## Extracted data
########################################
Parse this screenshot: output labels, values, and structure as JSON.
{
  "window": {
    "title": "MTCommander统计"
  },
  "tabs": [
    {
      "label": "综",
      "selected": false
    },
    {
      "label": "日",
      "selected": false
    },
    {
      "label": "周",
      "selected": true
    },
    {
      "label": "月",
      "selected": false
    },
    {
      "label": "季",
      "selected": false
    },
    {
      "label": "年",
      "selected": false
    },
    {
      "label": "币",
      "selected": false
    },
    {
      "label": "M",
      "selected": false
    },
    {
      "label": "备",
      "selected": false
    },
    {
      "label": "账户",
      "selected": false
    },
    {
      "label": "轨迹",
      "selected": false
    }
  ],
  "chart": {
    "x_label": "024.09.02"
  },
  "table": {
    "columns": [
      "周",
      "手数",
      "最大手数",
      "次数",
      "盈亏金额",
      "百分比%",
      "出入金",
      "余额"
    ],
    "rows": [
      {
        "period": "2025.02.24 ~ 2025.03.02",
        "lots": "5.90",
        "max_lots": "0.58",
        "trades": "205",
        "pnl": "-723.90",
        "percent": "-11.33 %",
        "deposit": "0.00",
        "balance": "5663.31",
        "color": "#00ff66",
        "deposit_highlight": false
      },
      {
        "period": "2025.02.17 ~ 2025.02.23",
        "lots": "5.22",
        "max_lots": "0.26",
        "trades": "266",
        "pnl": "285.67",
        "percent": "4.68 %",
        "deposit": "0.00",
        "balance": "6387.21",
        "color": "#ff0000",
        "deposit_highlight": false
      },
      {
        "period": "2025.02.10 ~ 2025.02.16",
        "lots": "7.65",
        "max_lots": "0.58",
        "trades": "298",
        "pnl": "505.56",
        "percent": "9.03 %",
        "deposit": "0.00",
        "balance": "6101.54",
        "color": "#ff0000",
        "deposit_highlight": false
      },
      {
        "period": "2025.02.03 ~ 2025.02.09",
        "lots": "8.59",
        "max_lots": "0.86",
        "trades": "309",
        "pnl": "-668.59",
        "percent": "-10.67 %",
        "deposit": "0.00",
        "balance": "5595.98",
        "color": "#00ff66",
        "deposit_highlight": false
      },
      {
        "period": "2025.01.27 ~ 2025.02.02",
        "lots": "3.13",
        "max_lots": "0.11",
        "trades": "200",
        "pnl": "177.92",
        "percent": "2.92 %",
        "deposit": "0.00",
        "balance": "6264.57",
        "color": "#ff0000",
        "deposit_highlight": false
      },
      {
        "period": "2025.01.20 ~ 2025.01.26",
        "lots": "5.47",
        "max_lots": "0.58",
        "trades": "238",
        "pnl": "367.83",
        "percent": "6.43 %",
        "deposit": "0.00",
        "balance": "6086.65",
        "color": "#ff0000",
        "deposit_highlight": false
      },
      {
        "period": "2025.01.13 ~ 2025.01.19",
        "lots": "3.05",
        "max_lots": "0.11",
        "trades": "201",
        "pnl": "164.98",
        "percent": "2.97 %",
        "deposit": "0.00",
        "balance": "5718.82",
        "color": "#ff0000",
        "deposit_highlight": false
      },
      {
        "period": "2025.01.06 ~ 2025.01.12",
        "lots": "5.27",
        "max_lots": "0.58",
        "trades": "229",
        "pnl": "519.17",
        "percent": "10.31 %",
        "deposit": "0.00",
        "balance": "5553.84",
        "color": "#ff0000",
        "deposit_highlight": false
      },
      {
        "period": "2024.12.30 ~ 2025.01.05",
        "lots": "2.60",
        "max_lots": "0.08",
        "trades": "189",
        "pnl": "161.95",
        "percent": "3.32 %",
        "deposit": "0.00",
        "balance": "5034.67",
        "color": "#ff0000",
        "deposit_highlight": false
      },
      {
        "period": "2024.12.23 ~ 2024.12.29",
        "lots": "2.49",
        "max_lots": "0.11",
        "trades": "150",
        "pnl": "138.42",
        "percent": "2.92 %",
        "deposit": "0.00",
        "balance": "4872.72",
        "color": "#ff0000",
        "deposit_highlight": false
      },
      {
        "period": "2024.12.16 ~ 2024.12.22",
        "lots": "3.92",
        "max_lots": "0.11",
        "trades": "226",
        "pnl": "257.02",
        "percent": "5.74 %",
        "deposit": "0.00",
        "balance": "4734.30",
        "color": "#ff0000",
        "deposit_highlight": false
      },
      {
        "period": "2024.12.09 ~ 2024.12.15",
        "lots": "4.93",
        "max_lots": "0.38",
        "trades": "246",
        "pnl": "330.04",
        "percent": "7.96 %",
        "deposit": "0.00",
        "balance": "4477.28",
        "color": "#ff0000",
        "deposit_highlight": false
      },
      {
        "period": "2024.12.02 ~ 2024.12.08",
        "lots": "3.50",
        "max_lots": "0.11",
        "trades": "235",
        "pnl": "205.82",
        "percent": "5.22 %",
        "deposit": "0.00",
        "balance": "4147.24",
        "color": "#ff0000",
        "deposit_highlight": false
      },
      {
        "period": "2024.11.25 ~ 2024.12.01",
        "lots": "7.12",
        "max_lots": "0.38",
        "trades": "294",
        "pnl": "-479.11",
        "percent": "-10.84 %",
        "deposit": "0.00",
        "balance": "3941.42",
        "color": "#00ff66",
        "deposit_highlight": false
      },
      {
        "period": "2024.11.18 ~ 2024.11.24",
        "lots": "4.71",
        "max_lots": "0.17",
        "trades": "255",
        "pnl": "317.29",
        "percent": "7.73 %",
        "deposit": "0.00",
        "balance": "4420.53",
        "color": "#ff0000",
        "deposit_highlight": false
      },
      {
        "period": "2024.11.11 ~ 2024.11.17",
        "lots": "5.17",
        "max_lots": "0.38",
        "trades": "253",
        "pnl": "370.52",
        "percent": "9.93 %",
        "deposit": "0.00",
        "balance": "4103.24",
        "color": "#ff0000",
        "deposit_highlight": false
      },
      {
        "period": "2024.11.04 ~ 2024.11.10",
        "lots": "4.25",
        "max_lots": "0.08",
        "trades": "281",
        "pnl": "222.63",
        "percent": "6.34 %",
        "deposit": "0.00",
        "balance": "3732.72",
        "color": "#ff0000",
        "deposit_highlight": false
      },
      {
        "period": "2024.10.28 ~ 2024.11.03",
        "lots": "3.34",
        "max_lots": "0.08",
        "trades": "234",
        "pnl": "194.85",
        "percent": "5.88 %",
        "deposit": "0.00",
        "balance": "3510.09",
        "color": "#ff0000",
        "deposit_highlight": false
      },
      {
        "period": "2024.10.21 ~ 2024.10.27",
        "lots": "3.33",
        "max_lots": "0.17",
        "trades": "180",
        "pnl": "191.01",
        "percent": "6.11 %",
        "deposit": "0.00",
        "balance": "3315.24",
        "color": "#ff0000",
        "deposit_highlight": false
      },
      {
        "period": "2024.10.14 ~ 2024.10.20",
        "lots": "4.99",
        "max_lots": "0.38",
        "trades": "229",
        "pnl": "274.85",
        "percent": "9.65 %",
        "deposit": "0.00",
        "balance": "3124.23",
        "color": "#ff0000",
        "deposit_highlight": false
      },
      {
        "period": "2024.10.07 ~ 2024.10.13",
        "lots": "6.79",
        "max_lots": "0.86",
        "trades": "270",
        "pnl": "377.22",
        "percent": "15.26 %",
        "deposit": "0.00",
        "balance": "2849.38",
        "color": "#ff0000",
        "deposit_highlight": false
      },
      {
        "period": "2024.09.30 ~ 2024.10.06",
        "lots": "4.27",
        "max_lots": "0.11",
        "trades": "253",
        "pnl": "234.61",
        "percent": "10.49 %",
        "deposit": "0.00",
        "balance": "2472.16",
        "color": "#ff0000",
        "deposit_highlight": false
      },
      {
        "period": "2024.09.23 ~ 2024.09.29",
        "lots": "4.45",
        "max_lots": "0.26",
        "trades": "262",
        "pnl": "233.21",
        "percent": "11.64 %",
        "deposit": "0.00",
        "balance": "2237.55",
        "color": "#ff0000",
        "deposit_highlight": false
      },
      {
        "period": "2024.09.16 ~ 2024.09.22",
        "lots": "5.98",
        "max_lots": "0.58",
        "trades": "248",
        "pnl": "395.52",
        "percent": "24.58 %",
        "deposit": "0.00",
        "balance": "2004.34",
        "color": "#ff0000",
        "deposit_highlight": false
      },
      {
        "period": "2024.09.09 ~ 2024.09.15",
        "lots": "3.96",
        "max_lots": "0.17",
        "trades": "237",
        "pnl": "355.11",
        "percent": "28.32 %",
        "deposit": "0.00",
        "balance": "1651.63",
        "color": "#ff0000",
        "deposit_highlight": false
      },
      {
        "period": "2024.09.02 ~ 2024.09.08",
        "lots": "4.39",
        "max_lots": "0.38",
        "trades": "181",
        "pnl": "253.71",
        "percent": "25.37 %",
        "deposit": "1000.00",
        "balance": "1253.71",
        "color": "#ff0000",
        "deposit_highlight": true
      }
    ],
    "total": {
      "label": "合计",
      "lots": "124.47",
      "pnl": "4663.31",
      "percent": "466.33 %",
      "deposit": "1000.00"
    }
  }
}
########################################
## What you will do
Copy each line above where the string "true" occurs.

## Response to the task
      "selected": true
        "deposit_highlight": true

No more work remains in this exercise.